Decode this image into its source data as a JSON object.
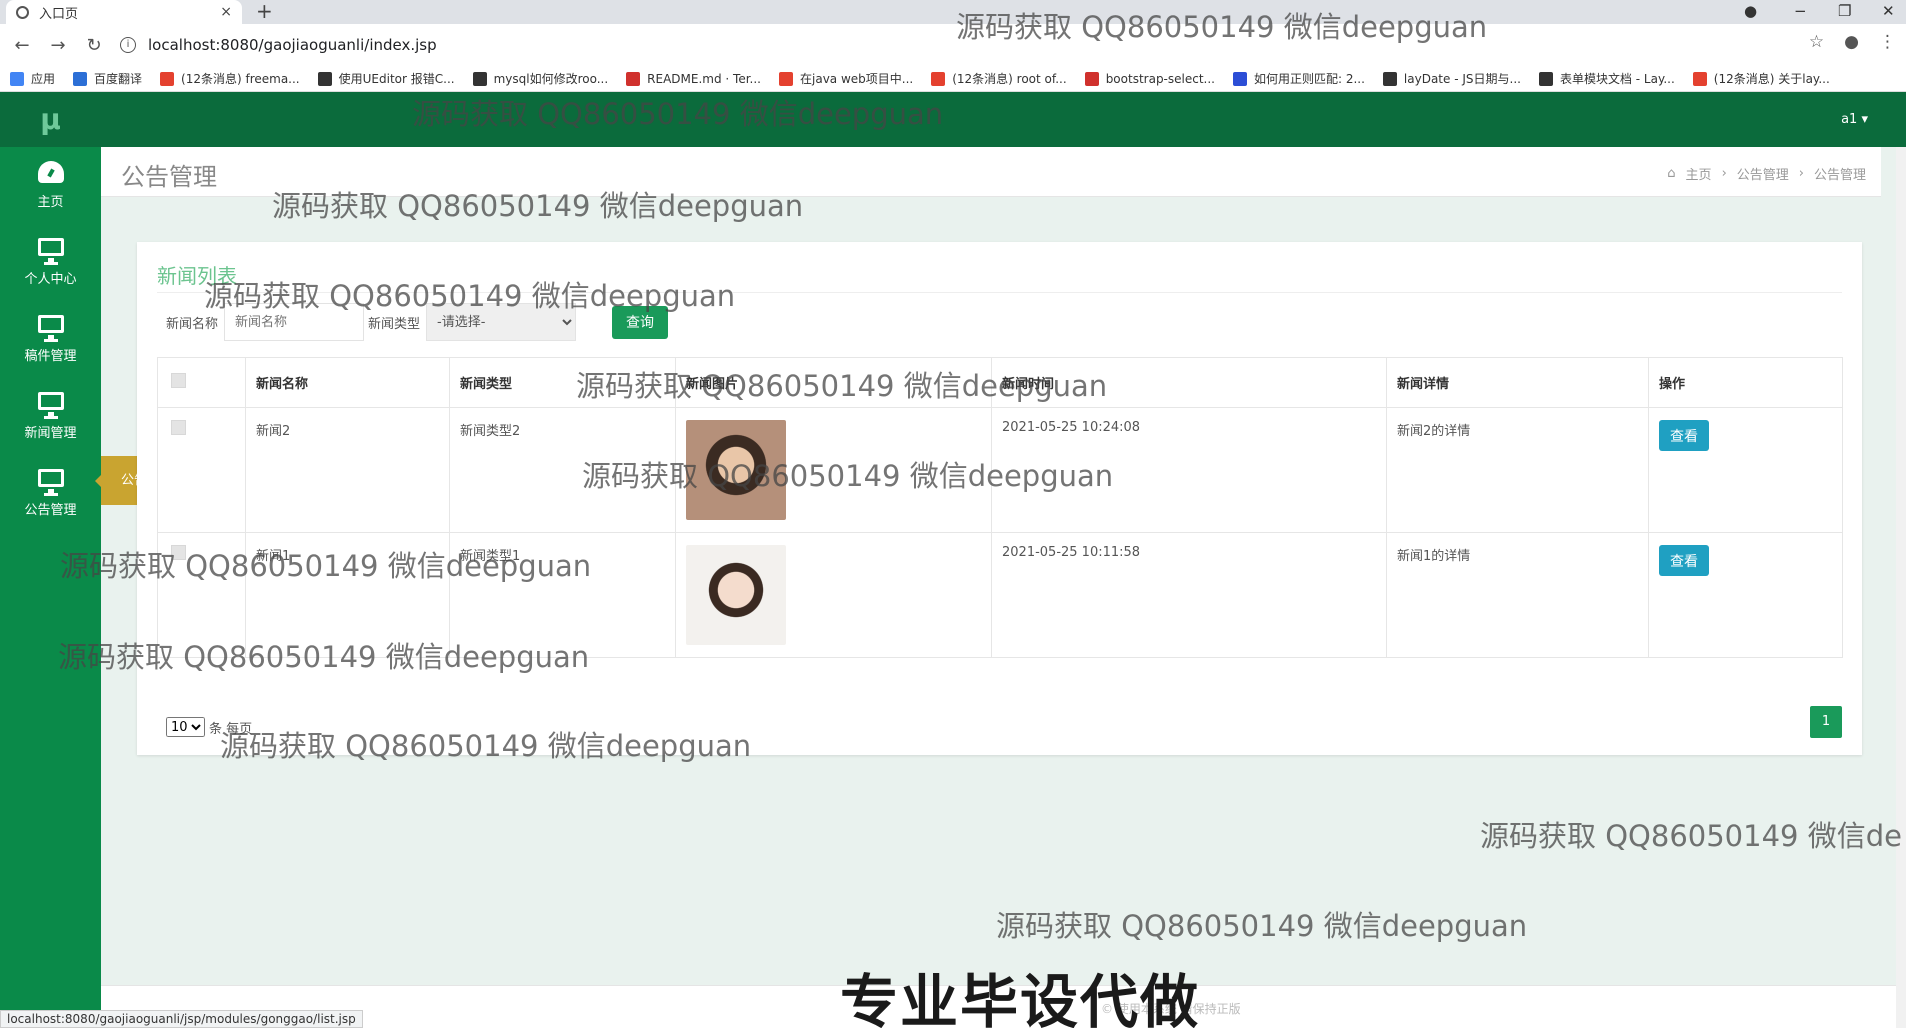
{
  "browser": {
    "tab_title": "入口页",
    "tab_close": "×",
    "new_tab": "+",
    "url": "localhost:8080/gaojiaoguanli/index.jsp",
    "win_min": "−",
    "win_max": "❐",
    "win_close": "✕",
    "bookmarks": [
      {
        "label": "应用",
        "color": "#4285f4"
      },
      {
        "label": "百度翻译",
        "color": "#2c6fd6"
      },
      {
        "label": "(12条消息) freema...",
        "color": "#e4412f"
      },
      {
        "label": "使用UEditor 报错C...",
        "color": "#333333"
      },
      {
        "label": "mysql如何修改roo...",
        "color": "#333333"
      },
      {
        "label": "README.md · Ter...",
        "color": "#d0312d"
      },
      {
        "label": "在java web项目中...",
        "color": "#e4412f"
      },
      {
        "label": "(12条消息) root of...",
        "color": "#e4412f"
      },
      {
        "label": "bootstrap-select...",
        "color": "#d0312d"
      },
      {
        "label": "如何用正则匹配: 2...",
        "color": "#2c4ed6"
      },
      {
        "label": "layDate - JS日期与...",
        "color": "#333333"
      },
      {
        "label": "表单模块文档 - Lay...",
        "color": "#333333"
      },
      {
        "label": "(12条消息) 关于lay...",
        "color": "#e4412f"
      }
    ],
    "status_url": "localhost:8080/gaojiaoguanli/jsp/modules/gonggao/list.jsp"
  },
  "app": {
    "logo": "μ",
    "user": "a1 ▾",
    "sidebar": [
      {
        "label": "主页",
        "icon": "dashboard-icon"
      },
      {
        "label": "个人中心",
        "icon": "monitor-icon"
      },
      {
        "label": "稿件管理",
        "icon": "monitor-icon"
      },
      {
        "label": "新闻管理",
        "icon": "monitor-icon"
      },
      {
        "label": "公告管理",
        "icon": "monitor-icon"
      }
    ],
    "flyout": "公告管理",
    "page_title": "公告管理",
    "breadcrumb": [
      "主页",
      "公告管理",
      "公告管理"
    ],
    "breadcrumb_sep": "›",
    "card_title": "新闻列表",
    "filter": {
      "name_label": "新闻名称",
      "name_placeholder": "新闻名称",
      "type_label": "新闻类型",
      "type_selected": "-请选择-",
      "query_button": "查询"
    },
    "table": {
      "headers": [
        "新闻名称",
        "新闻类型",
        "新闻图片",
        "新闻时间",
        "新闻详情",
        "操作"
      ],
      "rows": [
        {
          "name": "新闻2",
          "type": "新闻类型2",
          "time": "2021-05-25 10:24:08",
          "detail": "新闻2的详情",
          "action": "查看"
        },
        {
          "name": "新闻1",
          "type": "新闻类型1",
          "time": "2021-05-25 10:11:58",
          "detail": "新闻1的详情",
          "action": "查看"
        }
      ]
    },
    "page_size": "10",
    "page_size_suffix": "条 每页",
    "current_page": "1",
    "footer": "© 使用本系统 请保持正版"
  },
  "overlay": {
    "watermark": "源码获取 QQ86050149 微信deepguan",
    "watermark_cut": "源码获取 QQ86050149 微信de",
    "promo": "专业毕设代做"
  }
}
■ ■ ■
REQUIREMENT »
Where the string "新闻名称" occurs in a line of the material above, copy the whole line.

SOLUTION TO THIS TASK »
      "name_label": "新闻名称",
      "name_placeholder": "新闻名称",
        "新闻名称",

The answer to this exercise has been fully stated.